Overall, the cameras on this phone are spectacular for the price. Google is really setting the bar high for the competition, with a device that can go head to head or even outclass ultra-premium flagship devices that cost $300-$500 more when it comes to capturing photos and videos.
The last item on the list is the phone’s battery life. The phone’s equipped with a 4614mAh battery which is more than capable of getting you through a full day. On average, the Pixel 6 left me with more than a 20% charge when plugging it in at night after more than 14 hours off the charger.
As for charging itself, it’s pretty slow when compared to pretty much any phone from a Chinese brand, but it’s in line with what you’d expect from a Samsung device, taking 35 minutes to go from zero to 50%, but then another 60 minutes to top it off. And there’s really not much much difference in time when charging the phone with a cable or with a wireless charger. You will need to buy your own charger since the Pixel 6 doesn’t come with one in the box, but you probably have a few dozen on those around your house already, so it’s not a huge deal.
If all you’re looking at is the spec sheet when compared to the Pixel 6 Pro, the Pixel 6 may seem like a disappointment, but this phone’s $600 price is what really makes it stand out. It may not have all the bells and whistles, but it definitely delivers the best bang for your buck, even in early 2022. The Pixel 6 is definitely my number one recommendation for a smartphone under $1,000. It’s just that good.
Google Pixel 6 Rating: star_fullstar_fullstar_fullstar_fullstar_50 (4.5 / 5)
- Amazing Price
- Great Cameras
- Good mattery life
- Updates directly from Google
- Slow charging
- Software has been buggy

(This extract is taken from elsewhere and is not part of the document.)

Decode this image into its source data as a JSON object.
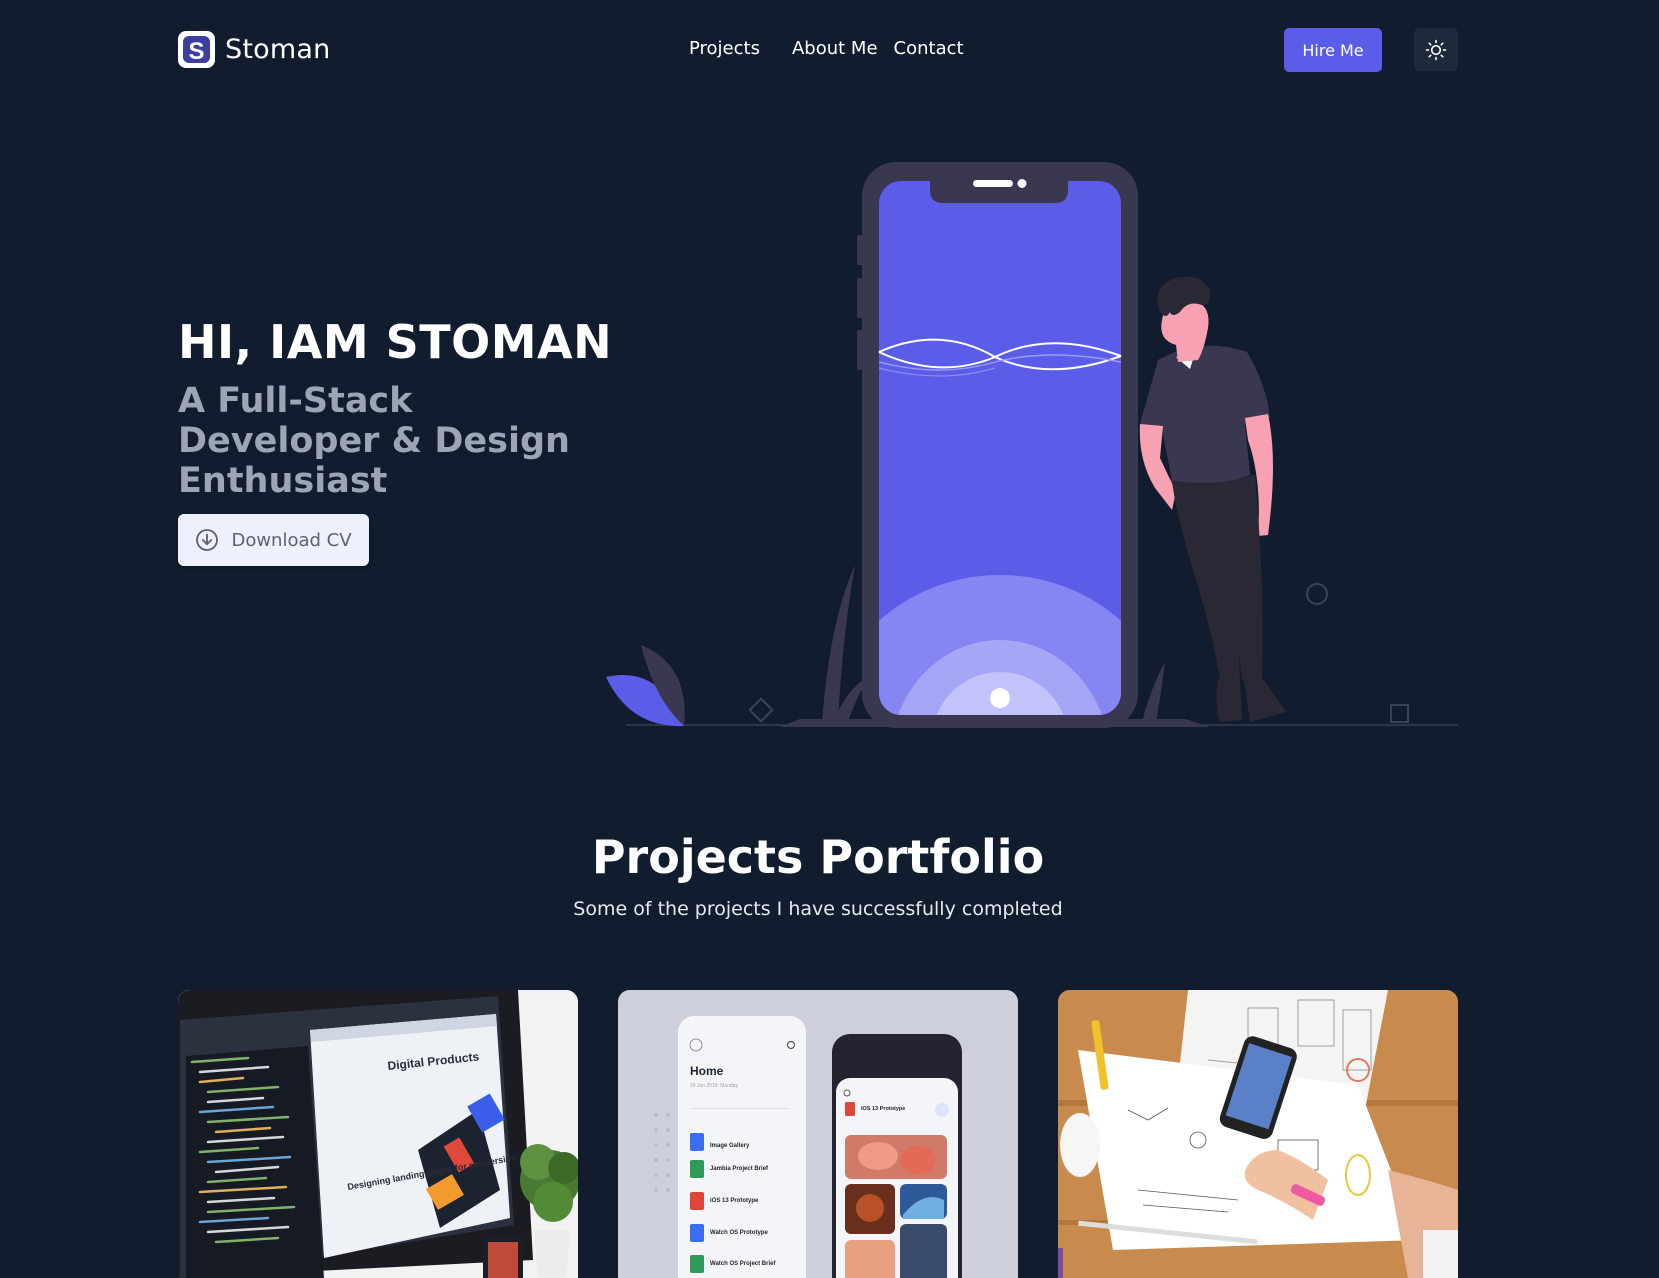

The Bottom Line
If you’re on a tight budget but still want a flagship smartphone, the Pixel 6 is the best bang for you buck, even in early 2022.